=== REQUIRED WORK ===
State the number of lines in these records that include the word "overlay", and add nothing to it.

=== SOURCE MATERIAL ===
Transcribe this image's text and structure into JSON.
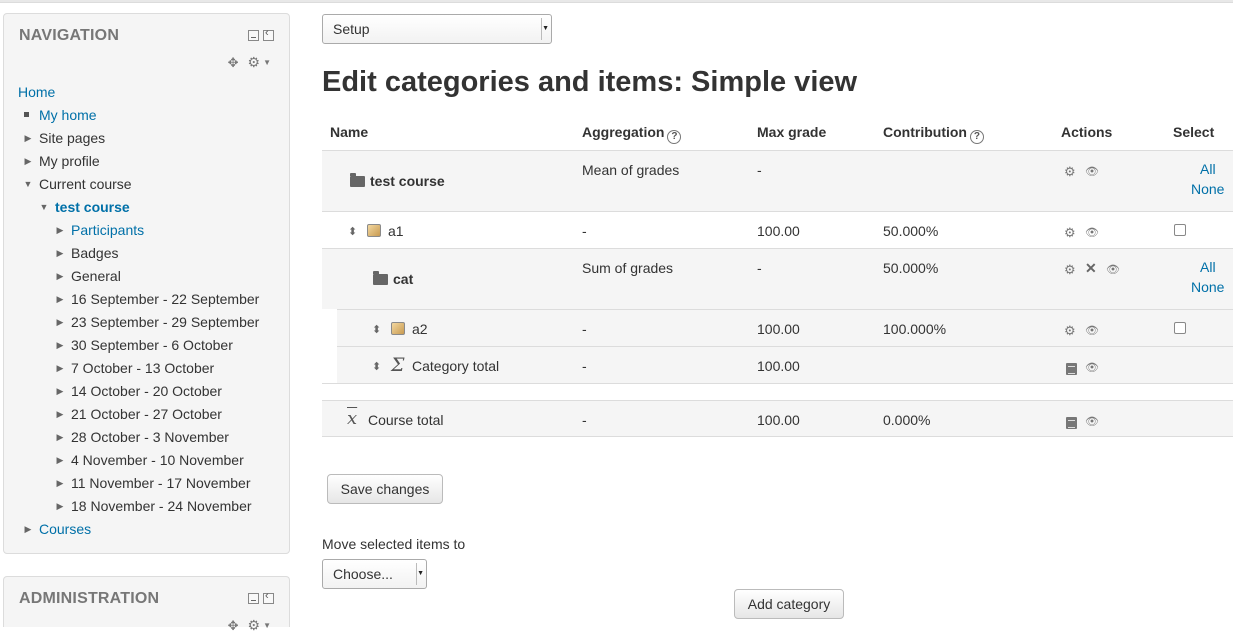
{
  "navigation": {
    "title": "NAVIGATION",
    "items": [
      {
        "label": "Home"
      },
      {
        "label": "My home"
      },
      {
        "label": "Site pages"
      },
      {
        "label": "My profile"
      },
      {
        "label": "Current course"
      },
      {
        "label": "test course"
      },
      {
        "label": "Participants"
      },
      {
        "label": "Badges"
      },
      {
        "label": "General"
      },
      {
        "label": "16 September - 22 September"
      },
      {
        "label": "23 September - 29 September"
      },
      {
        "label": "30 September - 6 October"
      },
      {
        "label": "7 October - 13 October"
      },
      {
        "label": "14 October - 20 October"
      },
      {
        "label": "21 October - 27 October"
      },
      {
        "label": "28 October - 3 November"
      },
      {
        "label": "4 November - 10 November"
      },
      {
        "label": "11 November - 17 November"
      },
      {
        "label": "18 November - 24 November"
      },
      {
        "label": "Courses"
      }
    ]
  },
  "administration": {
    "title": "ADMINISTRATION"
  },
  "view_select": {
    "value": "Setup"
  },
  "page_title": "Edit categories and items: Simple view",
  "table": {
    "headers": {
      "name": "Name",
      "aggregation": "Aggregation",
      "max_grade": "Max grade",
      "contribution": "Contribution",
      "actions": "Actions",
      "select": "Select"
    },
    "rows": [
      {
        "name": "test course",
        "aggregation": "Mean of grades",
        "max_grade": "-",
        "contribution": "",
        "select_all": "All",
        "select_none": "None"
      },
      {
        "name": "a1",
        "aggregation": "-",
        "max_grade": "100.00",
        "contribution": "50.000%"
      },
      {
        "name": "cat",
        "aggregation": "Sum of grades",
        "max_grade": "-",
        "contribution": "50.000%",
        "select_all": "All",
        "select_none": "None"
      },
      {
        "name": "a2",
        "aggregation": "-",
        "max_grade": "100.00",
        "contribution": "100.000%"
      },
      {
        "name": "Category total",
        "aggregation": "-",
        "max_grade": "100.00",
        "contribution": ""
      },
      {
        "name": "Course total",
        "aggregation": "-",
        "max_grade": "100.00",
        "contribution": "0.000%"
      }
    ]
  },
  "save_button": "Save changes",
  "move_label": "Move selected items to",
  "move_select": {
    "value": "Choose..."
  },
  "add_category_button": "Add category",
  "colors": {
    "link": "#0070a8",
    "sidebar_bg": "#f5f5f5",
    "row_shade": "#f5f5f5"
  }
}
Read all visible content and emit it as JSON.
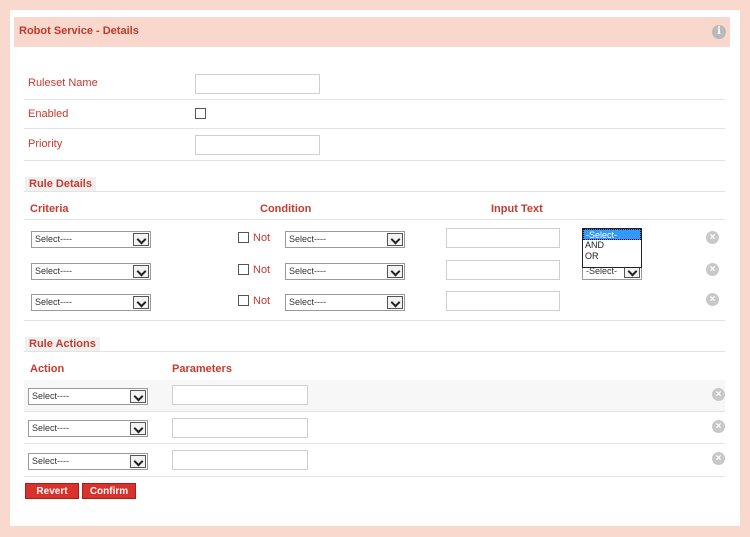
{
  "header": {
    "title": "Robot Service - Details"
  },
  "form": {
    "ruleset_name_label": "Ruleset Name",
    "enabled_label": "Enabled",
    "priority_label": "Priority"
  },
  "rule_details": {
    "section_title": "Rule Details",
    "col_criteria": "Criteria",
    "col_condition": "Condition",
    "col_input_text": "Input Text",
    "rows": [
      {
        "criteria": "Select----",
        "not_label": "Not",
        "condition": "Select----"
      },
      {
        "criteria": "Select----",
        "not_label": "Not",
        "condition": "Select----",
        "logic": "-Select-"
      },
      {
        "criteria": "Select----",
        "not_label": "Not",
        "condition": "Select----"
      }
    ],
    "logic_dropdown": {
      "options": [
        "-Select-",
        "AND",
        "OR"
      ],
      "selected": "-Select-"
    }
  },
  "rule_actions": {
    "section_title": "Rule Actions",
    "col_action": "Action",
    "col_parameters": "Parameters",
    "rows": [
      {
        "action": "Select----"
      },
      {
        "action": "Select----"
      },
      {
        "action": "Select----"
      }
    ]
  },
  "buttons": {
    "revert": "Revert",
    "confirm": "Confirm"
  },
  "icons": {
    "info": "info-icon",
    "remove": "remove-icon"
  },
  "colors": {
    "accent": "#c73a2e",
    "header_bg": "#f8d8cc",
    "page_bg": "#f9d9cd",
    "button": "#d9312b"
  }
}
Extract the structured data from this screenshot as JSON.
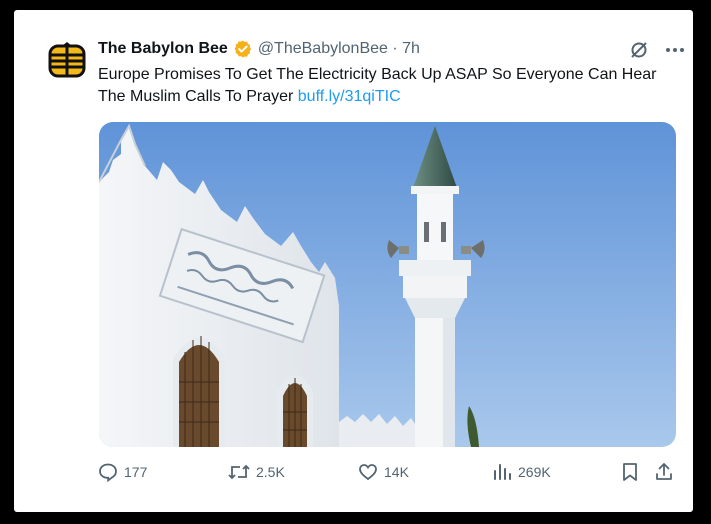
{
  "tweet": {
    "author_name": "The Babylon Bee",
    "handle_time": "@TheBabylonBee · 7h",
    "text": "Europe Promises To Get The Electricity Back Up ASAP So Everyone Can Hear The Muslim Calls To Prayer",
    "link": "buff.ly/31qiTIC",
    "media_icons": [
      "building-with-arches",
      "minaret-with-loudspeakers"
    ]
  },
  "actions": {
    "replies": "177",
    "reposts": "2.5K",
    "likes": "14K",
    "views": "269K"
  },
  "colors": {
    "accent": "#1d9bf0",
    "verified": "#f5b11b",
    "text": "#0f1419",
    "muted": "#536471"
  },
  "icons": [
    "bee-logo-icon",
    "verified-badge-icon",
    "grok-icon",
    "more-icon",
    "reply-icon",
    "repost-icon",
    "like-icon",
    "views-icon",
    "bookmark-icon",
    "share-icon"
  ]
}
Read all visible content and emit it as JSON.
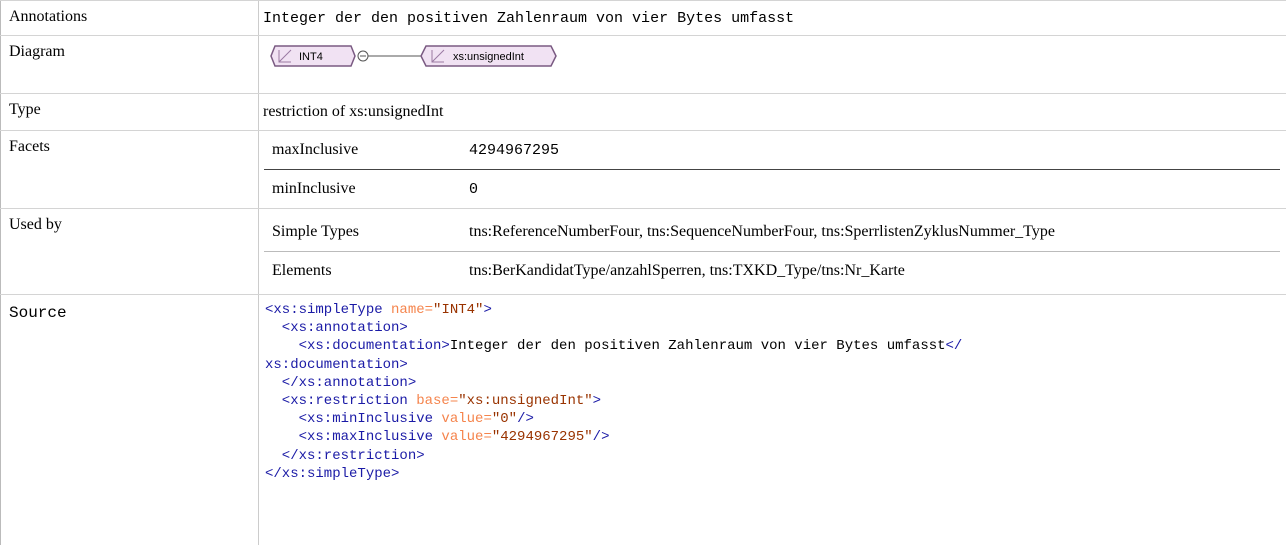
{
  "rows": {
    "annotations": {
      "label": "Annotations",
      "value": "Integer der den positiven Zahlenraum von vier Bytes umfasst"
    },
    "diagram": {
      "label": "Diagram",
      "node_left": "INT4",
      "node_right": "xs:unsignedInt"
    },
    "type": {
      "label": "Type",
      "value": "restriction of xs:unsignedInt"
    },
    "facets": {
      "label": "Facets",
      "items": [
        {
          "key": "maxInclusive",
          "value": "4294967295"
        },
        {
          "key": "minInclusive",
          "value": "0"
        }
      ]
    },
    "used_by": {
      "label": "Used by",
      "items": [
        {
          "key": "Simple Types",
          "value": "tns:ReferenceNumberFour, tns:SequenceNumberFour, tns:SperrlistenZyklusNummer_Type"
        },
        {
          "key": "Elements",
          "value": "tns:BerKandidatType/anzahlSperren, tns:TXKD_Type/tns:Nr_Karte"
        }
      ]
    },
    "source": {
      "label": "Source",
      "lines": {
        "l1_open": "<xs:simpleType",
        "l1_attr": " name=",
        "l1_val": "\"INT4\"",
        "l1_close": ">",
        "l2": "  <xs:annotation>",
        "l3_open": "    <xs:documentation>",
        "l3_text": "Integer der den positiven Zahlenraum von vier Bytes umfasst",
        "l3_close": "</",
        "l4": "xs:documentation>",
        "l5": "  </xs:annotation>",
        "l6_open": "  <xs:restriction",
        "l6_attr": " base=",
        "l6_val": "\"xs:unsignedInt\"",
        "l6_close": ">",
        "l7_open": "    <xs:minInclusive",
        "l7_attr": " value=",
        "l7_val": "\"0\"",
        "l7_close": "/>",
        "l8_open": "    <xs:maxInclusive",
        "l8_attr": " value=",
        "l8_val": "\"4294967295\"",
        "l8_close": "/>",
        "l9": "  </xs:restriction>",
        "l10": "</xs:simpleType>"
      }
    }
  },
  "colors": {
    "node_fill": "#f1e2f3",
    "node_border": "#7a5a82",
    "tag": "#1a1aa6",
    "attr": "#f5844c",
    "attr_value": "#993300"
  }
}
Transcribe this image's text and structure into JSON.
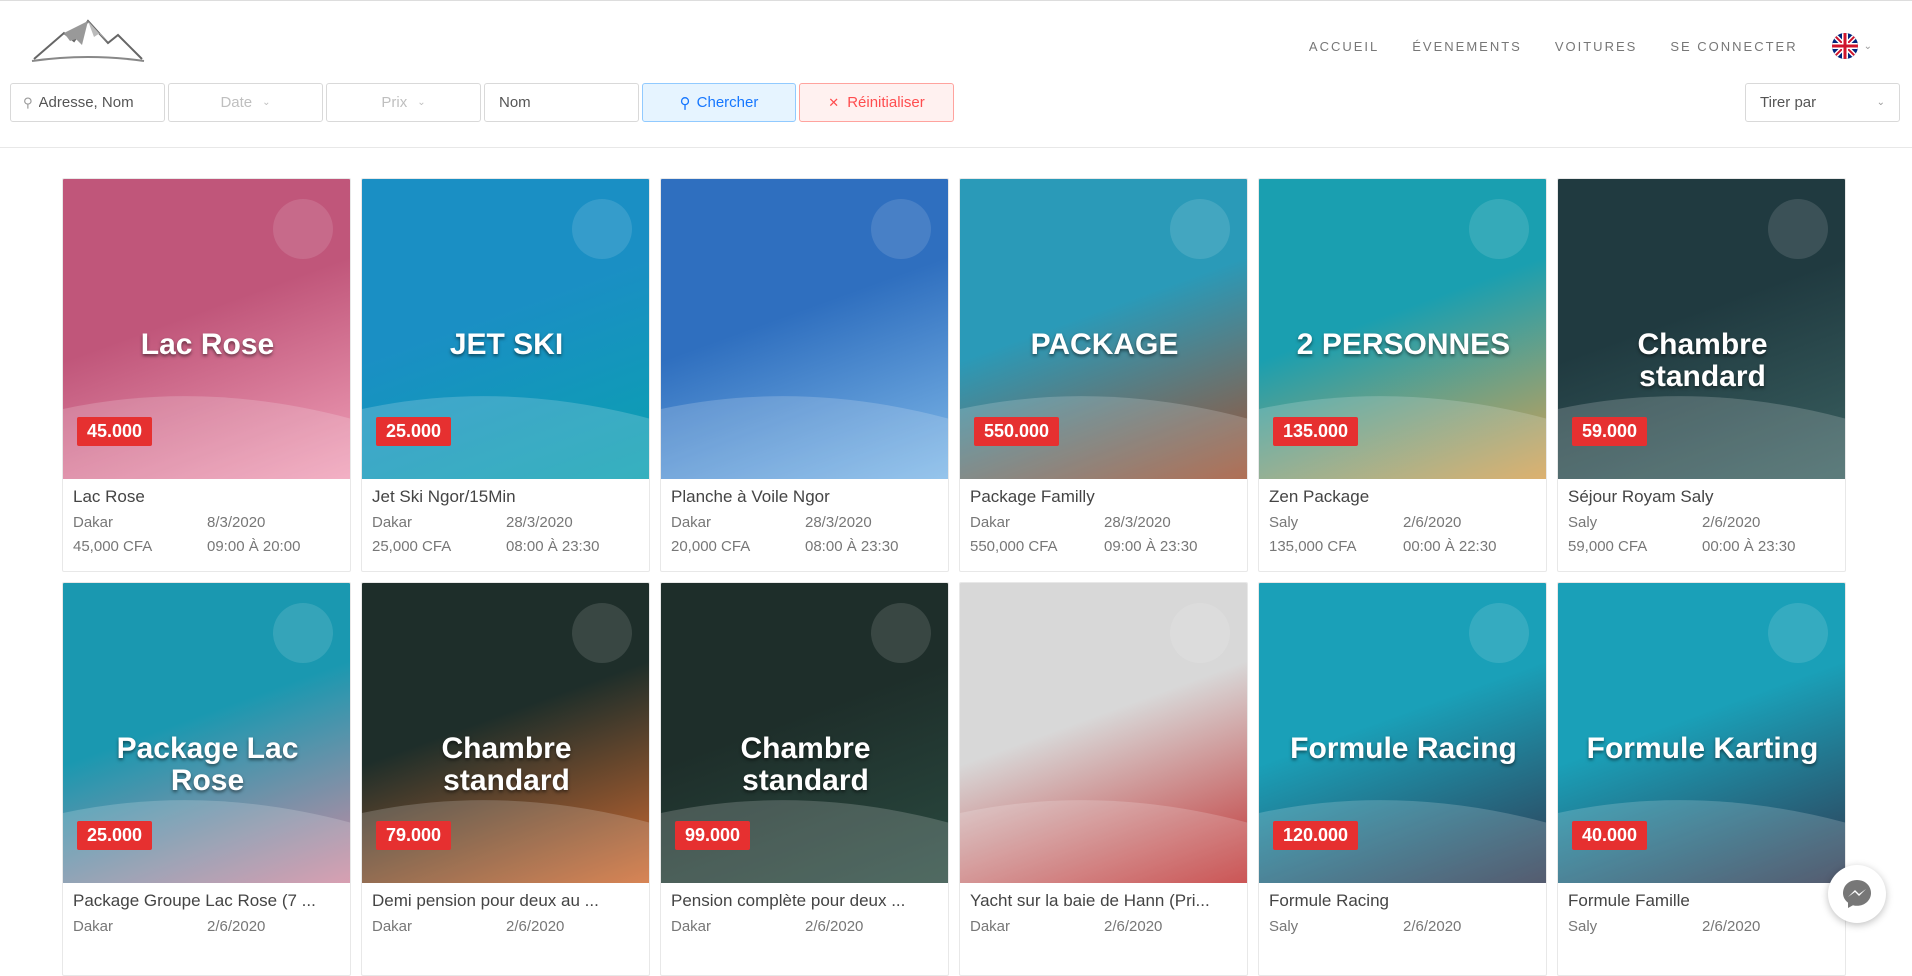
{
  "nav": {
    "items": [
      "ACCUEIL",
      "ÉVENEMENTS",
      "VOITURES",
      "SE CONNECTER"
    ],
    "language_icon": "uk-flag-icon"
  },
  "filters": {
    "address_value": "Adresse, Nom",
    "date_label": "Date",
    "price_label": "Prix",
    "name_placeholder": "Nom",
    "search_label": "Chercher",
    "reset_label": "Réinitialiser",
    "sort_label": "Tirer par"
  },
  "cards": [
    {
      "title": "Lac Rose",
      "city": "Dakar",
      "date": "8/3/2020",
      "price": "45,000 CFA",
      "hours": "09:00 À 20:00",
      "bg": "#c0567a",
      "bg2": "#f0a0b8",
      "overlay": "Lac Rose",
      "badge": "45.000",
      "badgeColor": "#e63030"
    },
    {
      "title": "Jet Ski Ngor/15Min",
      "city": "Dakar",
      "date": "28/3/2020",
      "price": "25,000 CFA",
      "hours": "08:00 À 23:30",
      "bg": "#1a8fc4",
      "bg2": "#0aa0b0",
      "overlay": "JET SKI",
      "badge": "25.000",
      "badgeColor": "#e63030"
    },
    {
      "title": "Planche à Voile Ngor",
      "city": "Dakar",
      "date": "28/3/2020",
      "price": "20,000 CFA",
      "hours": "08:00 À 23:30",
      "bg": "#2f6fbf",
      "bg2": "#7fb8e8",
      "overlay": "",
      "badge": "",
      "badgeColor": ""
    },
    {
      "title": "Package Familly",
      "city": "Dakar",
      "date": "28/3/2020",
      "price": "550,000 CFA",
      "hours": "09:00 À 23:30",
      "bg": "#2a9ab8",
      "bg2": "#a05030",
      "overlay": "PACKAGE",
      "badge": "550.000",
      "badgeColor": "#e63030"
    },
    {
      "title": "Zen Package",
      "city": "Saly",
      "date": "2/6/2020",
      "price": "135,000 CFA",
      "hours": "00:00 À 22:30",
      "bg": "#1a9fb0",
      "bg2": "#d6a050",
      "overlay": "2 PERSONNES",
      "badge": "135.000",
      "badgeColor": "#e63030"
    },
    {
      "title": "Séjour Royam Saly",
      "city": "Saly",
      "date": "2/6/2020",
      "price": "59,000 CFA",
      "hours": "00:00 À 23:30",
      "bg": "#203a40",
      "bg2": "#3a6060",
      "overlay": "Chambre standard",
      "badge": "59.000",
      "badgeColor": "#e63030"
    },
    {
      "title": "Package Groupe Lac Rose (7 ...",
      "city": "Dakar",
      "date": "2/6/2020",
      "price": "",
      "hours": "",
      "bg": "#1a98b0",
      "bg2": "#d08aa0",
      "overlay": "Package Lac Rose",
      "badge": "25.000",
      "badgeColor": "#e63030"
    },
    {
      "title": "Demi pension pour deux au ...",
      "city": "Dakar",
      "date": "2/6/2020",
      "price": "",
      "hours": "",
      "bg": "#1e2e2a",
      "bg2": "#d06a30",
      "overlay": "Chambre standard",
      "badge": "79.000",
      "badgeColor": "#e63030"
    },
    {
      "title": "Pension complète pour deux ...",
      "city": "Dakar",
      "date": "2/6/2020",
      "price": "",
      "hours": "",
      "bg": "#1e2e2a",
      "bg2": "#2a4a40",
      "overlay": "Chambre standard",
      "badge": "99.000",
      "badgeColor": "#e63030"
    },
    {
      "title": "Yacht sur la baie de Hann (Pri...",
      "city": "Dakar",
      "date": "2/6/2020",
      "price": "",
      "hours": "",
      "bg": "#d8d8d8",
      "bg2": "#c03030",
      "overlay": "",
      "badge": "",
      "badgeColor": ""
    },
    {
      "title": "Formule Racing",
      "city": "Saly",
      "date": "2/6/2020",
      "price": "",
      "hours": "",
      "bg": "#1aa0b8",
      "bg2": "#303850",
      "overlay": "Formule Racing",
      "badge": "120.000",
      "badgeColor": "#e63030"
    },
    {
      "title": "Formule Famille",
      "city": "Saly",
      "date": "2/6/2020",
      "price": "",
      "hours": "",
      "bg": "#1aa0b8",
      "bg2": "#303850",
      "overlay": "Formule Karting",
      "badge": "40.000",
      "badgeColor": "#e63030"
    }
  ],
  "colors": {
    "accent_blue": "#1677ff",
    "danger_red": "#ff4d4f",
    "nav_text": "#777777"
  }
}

=== ANSWER BOX ===
12